Read more

Parenting with Purpose: Create Family Routines

Parenting with Purpose: Create Family Routines

Routines are like operating systems that set families up for success. They make it possible to complete essential daily tasks with the least amount of resistance, reduce family stress and help thing . . .

Read more

Parenting with Purpose: Why Parent/Child Dates Are So Important

Parenting with Purpose: Why Parent/Child Dates Are So Important

Scheduling regular one-on-one dates (outings) with kids is a fun way for families to build lasting bonds while setting kids up with the skills and experience needed to grow healthy relationships for . . .

Read more

How to Help Fighting Siblings Make Peace

How to Help Fighting Siblings Make Peace

Images of smiling siblings are impressive for social media, but life with two or more children is decidedly less picture-perfect. According to research from University of Toronto, toddler-age siblin . . .

Read more

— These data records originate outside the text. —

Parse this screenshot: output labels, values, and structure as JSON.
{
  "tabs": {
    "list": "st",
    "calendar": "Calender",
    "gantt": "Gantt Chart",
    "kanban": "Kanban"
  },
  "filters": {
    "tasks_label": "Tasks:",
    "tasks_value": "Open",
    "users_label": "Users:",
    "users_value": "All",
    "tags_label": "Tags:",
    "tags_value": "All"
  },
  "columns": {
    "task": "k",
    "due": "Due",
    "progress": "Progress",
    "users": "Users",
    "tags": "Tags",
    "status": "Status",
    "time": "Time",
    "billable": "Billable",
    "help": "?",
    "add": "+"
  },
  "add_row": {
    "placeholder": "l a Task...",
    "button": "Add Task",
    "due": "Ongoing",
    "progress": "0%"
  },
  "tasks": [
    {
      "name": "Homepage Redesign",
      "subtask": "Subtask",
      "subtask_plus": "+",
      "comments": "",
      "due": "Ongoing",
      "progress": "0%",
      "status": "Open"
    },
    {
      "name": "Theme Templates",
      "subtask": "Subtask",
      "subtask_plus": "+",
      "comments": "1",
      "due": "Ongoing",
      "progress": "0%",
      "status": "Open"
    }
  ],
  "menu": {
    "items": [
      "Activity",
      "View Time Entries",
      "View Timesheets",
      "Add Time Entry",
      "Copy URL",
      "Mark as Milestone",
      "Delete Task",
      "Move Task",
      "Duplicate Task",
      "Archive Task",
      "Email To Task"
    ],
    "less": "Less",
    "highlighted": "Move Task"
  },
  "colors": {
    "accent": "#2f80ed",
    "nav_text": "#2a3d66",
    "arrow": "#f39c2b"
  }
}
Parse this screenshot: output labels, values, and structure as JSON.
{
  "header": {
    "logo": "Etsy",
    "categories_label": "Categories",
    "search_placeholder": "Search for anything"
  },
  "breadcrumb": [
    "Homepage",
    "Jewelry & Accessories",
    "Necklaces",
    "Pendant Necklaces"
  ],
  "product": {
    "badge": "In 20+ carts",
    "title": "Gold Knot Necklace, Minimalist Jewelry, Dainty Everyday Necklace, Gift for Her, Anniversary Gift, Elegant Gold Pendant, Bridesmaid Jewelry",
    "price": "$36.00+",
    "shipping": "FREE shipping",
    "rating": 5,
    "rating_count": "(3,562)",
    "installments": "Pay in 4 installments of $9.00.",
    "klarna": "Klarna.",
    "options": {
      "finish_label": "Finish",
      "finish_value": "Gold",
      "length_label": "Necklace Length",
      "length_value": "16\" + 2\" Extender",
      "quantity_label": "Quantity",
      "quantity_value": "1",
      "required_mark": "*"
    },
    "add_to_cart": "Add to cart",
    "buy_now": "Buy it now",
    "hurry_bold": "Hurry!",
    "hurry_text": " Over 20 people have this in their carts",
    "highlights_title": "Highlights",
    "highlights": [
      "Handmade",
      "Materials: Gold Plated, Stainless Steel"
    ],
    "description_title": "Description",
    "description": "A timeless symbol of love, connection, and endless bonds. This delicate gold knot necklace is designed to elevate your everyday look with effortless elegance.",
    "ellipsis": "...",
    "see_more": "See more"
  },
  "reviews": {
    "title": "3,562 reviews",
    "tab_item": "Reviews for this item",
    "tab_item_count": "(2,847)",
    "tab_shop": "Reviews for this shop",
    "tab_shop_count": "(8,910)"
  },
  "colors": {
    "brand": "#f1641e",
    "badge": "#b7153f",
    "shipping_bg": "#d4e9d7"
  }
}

10 Ways to Practice Self-Care: A guide for busy parents

10 Ways to Practice Self-Care: A guide for busy parents

It’s necessary to take breaks from the hustle and bustle of life — to pause and recharge. Practicing self-care can mean something different to each individual, but the whole family benefits when . . .

Read more

Multigenerational Holiday Gatherings: A recipe for success

Multigenerational Holiday Gatherings: A recipe for success

Growing healthy emotional bonds between generations helps children develop a sense of identity, continuity and an understanding of their place in family history. Kids who regularly interact with old . . .

Read more

San Diego Family Magazine Logo

Be Family Informed – Sign up for our Newsletters below!